▸ Provided material:
▬▬▬▬▬▬▬▬▬▬
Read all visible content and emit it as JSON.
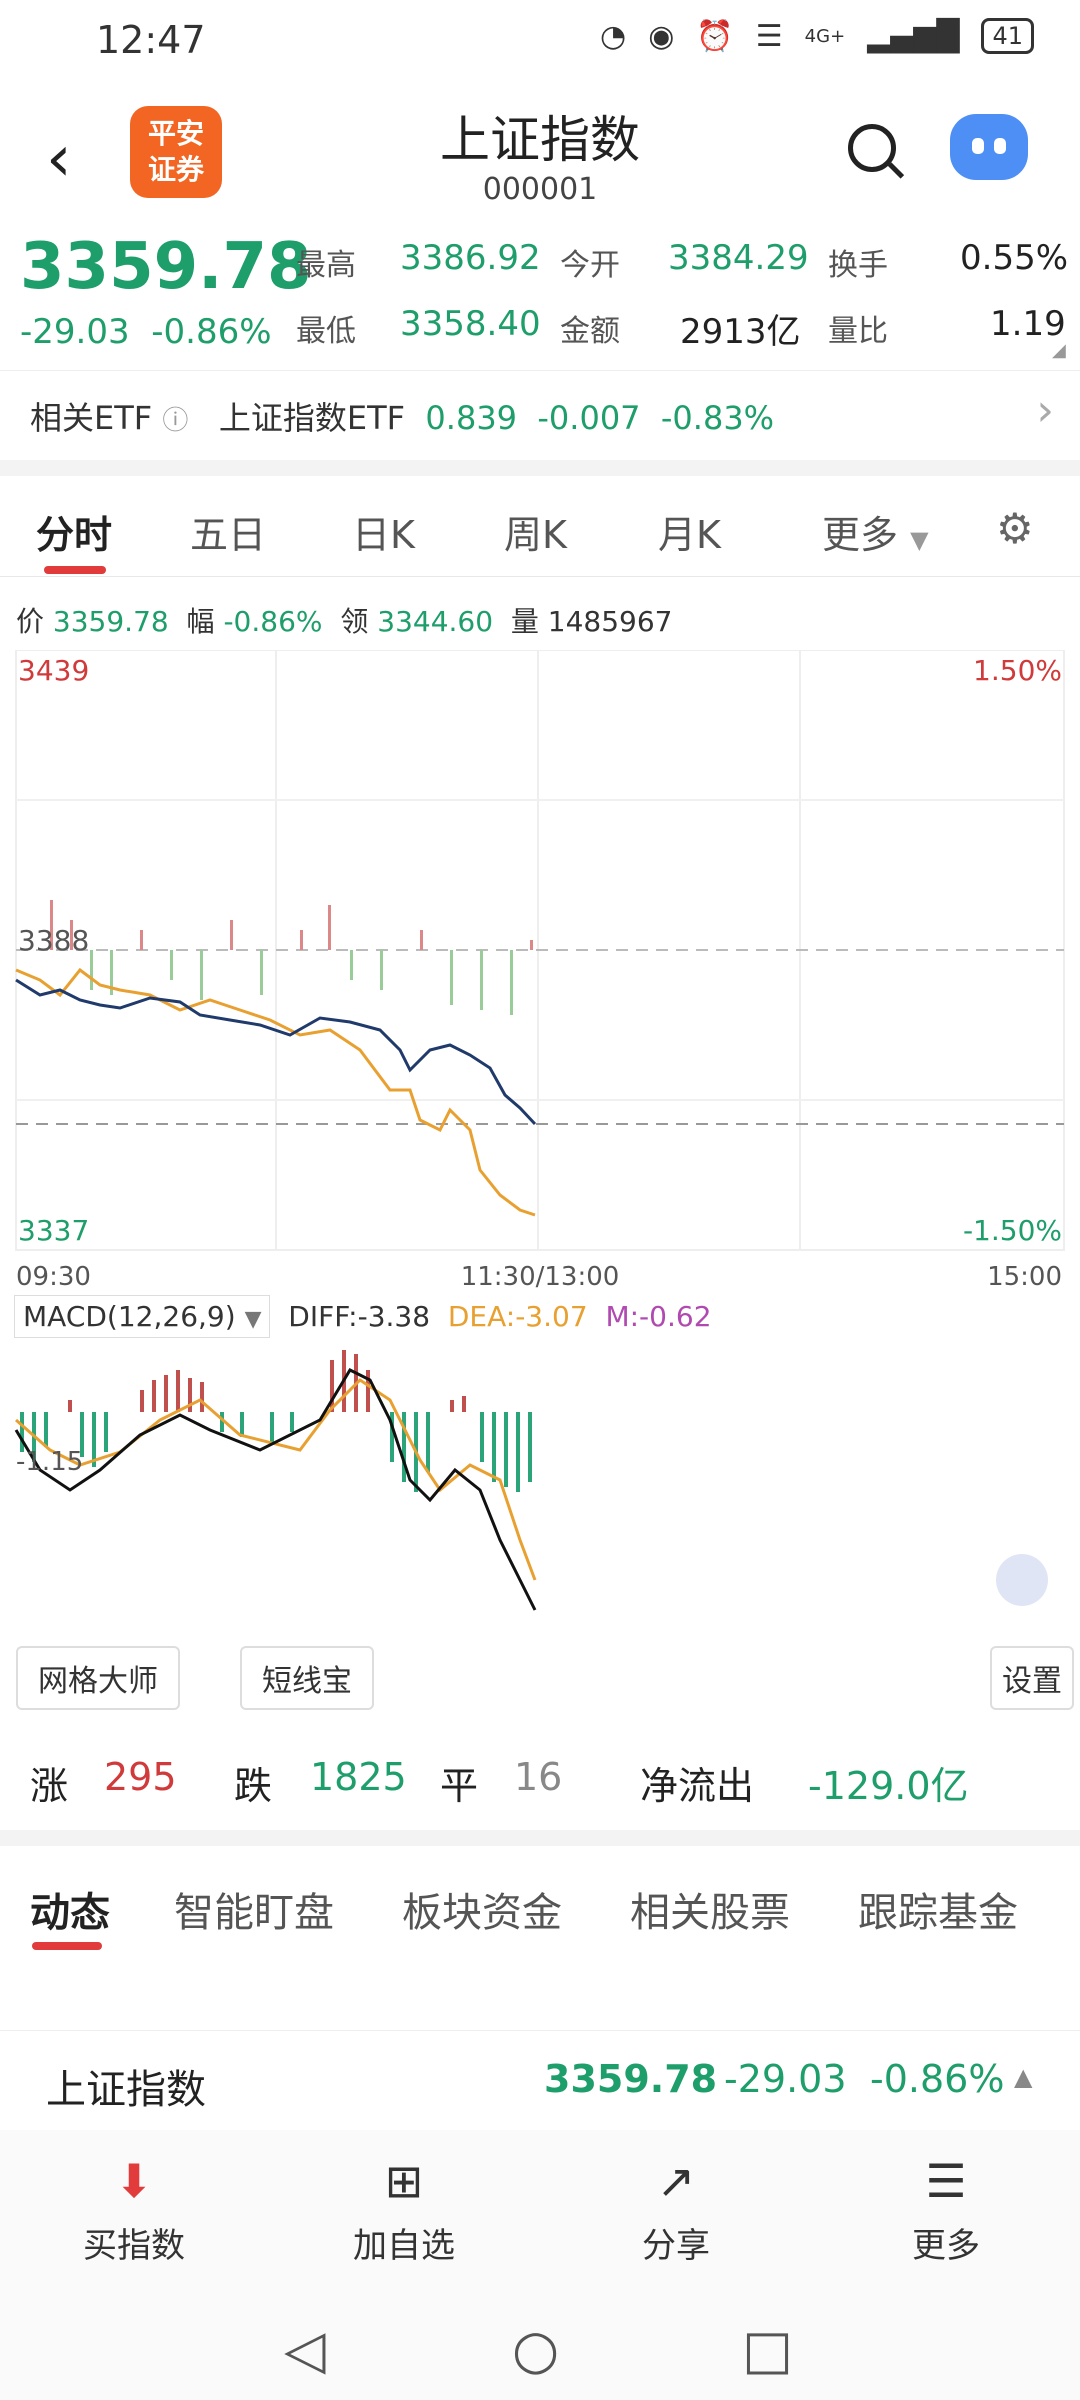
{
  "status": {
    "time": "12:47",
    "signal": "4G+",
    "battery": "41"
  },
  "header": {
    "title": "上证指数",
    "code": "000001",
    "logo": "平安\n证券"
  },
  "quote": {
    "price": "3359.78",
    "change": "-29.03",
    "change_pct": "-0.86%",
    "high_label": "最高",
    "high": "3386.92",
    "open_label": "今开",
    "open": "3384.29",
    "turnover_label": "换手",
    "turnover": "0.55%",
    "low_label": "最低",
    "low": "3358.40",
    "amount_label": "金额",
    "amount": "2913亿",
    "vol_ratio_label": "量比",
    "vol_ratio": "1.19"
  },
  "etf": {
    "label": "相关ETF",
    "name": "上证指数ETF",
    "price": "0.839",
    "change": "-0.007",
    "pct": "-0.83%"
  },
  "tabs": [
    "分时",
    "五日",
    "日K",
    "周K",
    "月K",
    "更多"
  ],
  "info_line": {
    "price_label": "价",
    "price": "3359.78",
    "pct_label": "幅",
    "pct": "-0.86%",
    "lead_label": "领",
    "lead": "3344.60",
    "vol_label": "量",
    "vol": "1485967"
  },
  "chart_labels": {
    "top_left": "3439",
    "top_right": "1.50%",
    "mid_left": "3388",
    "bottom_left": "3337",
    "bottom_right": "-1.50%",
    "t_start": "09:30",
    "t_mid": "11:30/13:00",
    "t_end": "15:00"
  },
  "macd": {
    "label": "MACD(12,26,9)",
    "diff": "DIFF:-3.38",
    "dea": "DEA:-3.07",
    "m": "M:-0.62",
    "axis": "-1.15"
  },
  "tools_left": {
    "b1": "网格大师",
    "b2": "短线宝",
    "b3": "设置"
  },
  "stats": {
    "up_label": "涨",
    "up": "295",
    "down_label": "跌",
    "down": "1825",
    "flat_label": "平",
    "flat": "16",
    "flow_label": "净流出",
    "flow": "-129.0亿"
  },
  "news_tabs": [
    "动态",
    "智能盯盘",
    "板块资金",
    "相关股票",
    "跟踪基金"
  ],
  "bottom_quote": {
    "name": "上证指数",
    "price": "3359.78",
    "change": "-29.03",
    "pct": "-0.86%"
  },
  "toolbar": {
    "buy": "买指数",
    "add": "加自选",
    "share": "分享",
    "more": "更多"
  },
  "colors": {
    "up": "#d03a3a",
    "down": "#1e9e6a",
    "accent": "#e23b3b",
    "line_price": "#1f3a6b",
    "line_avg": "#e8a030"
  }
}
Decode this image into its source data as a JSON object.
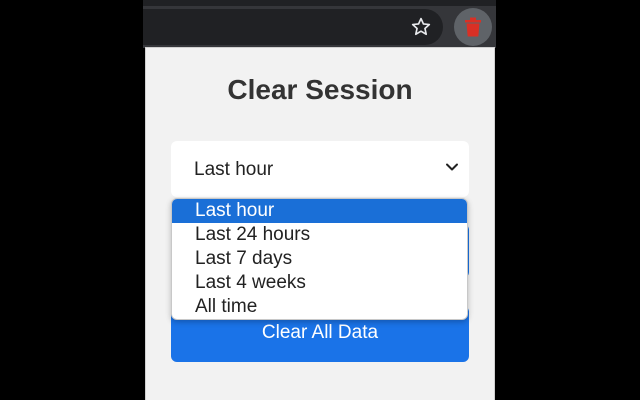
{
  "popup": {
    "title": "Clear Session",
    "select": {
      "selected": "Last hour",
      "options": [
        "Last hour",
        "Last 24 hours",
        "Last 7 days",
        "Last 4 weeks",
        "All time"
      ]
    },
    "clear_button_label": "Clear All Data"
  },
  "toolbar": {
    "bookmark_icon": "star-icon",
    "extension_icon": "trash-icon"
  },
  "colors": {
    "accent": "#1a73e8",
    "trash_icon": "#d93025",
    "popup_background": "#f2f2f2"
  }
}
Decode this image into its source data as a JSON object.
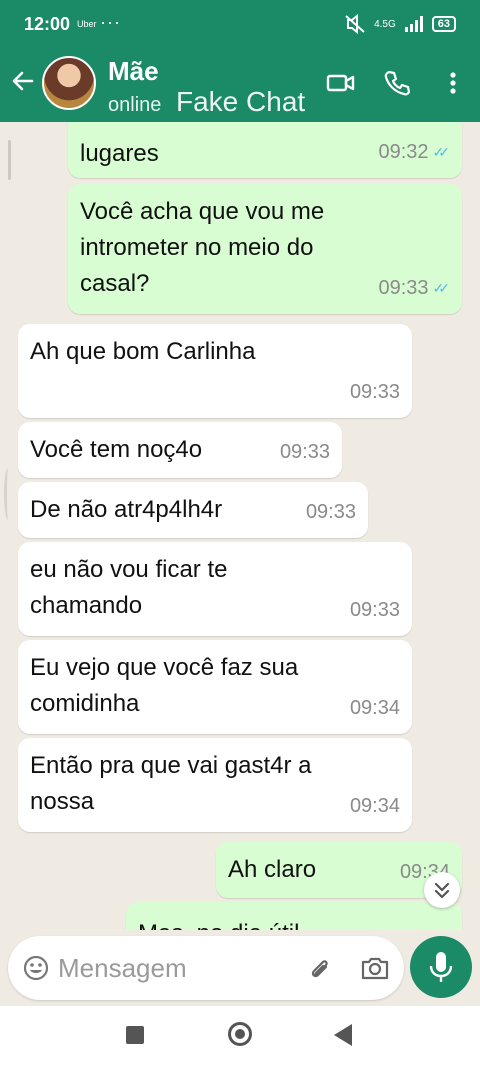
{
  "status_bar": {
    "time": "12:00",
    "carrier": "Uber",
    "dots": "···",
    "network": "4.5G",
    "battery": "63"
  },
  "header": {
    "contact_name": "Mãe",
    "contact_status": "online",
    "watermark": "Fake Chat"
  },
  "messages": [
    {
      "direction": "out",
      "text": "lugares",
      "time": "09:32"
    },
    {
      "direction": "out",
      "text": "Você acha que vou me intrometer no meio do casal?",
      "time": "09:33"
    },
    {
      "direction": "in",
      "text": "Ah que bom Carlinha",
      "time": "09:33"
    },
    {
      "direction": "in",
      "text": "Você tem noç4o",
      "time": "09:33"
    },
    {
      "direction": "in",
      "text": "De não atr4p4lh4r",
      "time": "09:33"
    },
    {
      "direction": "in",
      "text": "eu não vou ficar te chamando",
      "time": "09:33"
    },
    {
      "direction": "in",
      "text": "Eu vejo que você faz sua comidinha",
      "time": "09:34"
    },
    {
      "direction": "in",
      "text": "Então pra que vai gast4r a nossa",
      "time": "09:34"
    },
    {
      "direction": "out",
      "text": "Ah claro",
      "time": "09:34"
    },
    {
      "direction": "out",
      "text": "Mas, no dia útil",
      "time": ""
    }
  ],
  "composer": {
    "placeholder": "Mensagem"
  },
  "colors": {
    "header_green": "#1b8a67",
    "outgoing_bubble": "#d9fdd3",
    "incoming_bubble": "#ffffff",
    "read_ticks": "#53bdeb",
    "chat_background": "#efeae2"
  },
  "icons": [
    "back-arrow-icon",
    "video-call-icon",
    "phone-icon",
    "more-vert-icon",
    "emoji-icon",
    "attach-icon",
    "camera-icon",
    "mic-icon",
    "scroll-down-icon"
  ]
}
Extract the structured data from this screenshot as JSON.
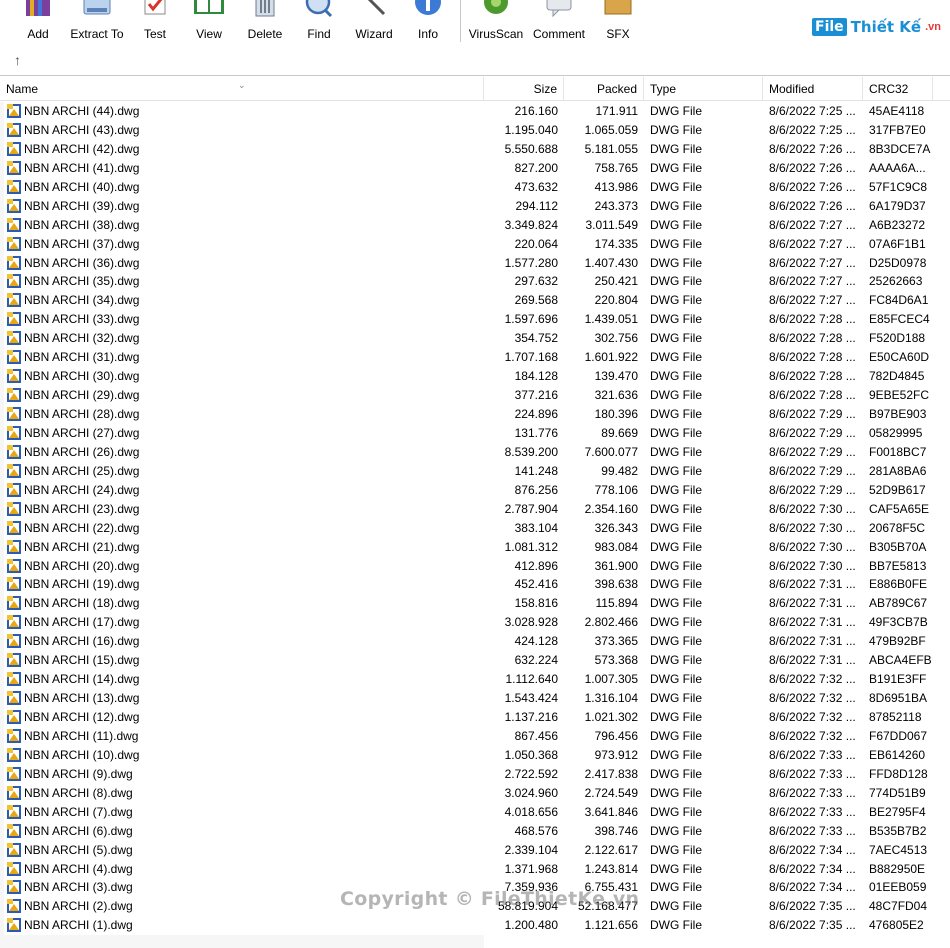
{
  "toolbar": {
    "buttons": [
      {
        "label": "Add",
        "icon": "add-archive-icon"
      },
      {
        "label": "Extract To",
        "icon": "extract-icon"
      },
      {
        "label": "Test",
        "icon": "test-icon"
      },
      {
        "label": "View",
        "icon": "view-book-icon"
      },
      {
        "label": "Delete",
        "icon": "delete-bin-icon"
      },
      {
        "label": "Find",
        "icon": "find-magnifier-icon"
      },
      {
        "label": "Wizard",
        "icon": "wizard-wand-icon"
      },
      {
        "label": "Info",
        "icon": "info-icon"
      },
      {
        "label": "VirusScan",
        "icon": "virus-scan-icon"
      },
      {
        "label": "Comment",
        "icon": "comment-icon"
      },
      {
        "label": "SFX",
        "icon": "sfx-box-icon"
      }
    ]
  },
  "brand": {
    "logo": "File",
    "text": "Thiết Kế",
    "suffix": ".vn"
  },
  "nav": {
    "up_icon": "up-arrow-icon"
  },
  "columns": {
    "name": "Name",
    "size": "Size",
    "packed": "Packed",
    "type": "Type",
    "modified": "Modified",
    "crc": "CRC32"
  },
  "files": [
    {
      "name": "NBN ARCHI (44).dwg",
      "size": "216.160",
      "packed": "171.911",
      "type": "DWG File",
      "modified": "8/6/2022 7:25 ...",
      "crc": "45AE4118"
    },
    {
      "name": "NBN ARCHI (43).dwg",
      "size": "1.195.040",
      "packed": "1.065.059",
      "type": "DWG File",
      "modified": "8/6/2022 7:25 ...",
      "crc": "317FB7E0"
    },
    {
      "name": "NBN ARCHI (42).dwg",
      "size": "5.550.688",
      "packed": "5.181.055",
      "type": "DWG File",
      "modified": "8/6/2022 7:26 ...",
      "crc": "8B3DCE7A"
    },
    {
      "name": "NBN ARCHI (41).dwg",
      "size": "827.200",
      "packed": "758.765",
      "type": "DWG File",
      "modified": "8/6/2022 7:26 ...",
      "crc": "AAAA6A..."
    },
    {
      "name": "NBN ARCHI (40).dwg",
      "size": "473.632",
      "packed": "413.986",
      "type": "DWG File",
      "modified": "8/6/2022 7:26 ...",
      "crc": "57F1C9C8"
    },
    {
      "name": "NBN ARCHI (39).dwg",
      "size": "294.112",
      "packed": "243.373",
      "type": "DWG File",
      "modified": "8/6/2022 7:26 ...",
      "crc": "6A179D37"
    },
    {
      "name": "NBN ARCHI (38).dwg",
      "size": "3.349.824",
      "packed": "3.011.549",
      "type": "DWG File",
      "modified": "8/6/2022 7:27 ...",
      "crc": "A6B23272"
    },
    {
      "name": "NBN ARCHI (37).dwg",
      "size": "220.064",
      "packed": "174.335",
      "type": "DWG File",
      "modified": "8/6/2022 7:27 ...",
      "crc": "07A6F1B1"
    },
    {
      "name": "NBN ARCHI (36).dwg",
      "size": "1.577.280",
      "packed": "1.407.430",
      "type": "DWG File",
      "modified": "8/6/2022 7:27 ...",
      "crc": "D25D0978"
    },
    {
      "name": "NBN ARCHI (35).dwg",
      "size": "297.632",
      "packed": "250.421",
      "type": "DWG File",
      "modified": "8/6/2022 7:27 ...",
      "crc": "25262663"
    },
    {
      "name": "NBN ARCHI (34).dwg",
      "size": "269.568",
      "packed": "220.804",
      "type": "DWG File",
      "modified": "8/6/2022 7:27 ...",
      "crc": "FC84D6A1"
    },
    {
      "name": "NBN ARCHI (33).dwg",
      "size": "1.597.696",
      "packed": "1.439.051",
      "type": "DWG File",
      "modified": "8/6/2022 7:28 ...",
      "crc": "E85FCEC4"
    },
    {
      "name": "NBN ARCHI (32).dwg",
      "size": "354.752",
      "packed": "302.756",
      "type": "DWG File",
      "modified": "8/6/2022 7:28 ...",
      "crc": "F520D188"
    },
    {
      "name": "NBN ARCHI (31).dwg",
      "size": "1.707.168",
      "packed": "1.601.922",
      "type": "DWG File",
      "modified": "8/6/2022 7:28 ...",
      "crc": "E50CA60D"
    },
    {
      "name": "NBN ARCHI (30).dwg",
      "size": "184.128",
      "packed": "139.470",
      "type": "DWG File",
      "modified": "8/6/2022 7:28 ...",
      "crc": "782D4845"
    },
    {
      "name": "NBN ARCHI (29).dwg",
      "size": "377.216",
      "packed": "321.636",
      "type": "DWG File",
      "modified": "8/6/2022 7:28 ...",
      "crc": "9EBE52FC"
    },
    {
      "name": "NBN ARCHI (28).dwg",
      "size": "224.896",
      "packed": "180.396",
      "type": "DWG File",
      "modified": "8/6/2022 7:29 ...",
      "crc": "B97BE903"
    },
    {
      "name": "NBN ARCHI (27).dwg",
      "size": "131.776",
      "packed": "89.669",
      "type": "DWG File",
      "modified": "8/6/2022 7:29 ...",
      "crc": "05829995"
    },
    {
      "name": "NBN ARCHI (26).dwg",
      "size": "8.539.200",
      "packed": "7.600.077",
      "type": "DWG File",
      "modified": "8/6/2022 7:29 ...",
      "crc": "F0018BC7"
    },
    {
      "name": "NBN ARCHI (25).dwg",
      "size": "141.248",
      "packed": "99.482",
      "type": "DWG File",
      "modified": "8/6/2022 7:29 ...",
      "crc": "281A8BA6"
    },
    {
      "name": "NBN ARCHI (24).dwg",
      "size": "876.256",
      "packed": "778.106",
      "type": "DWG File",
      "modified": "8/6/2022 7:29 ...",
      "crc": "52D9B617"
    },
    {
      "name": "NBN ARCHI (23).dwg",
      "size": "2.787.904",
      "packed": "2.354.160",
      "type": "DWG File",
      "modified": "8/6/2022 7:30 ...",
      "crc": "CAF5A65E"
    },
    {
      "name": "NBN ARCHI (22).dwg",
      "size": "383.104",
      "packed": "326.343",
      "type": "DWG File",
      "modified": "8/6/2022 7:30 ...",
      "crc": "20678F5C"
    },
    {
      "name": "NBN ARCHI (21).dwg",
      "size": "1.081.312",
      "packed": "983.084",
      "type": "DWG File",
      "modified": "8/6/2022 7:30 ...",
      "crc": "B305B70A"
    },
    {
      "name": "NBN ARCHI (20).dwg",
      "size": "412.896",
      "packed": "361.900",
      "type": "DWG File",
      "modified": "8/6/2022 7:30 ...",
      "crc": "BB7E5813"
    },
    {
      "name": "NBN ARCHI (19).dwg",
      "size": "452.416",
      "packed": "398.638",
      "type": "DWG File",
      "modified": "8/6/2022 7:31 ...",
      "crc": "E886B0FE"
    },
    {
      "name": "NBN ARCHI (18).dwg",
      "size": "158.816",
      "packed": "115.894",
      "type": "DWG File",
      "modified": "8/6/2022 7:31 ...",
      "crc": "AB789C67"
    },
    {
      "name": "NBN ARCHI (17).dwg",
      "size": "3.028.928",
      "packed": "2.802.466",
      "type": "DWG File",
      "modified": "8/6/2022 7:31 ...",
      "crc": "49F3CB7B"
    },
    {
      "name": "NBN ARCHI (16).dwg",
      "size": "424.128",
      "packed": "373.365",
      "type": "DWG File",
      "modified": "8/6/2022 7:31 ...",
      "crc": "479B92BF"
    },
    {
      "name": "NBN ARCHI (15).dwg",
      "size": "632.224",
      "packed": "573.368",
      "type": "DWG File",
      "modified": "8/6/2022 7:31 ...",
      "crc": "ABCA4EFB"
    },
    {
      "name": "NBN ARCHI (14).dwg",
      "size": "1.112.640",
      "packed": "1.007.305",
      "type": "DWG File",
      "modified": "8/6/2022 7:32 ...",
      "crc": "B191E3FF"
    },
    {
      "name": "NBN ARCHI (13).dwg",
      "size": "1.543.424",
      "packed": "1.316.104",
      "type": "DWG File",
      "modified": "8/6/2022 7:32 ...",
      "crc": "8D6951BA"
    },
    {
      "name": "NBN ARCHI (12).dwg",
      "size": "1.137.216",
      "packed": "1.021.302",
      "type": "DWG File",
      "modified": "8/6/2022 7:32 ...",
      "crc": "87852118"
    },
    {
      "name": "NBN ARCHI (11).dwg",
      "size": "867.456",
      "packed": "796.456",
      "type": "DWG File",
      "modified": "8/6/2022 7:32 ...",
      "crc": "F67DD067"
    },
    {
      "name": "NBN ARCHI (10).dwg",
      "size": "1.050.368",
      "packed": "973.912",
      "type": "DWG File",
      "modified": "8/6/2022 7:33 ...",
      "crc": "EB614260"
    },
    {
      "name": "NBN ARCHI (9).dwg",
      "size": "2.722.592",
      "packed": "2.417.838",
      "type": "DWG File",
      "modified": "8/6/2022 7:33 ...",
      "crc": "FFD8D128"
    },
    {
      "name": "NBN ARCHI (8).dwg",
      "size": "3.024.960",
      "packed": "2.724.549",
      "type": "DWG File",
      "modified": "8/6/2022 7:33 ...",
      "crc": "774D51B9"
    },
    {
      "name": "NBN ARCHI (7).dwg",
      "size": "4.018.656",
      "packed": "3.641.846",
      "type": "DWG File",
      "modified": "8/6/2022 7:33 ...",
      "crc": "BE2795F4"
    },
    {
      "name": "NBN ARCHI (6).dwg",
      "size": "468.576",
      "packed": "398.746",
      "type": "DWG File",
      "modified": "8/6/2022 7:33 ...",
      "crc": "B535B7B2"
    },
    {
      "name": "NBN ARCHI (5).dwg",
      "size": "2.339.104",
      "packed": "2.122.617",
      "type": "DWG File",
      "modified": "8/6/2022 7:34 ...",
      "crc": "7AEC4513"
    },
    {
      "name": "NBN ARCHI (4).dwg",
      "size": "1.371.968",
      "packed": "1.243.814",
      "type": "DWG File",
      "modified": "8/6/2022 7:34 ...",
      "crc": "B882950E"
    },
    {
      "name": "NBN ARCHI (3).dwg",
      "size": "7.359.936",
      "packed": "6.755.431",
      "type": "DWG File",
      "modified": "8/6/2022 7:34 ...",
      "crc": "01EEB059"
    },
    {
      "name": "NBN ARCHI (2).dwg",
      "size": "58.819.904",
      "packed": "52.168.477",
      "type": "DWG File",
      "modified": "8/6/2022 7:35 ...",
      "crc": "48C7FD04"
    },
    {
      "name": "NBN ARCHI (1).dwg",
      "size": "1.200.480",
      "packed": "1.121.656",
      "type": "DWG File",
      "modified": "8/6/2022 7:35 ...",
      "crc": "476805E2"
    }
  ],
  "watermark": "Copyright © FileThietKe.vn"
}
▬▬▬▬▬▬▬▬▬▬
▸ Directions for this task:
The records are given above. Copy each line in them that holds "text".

▸ Response below:
      "text": "lugares",
      "text": "Você acha que vou me intrometer no meio do casal?",
      "text": "Ah que bom Carlinha",
      "text": "Você tem noç4o",
      "text": "De não atr4p4lh4r",
      "text": "eu não vou ficar te chamando",
      "text": "Eu vejo que você faz sua comidinha",
      "text": "Então pra que vai gast4r a nossa",
      "text": "Ah claro",
      "text": "Mas, no dia útil",
    "text": "Thiết Kế",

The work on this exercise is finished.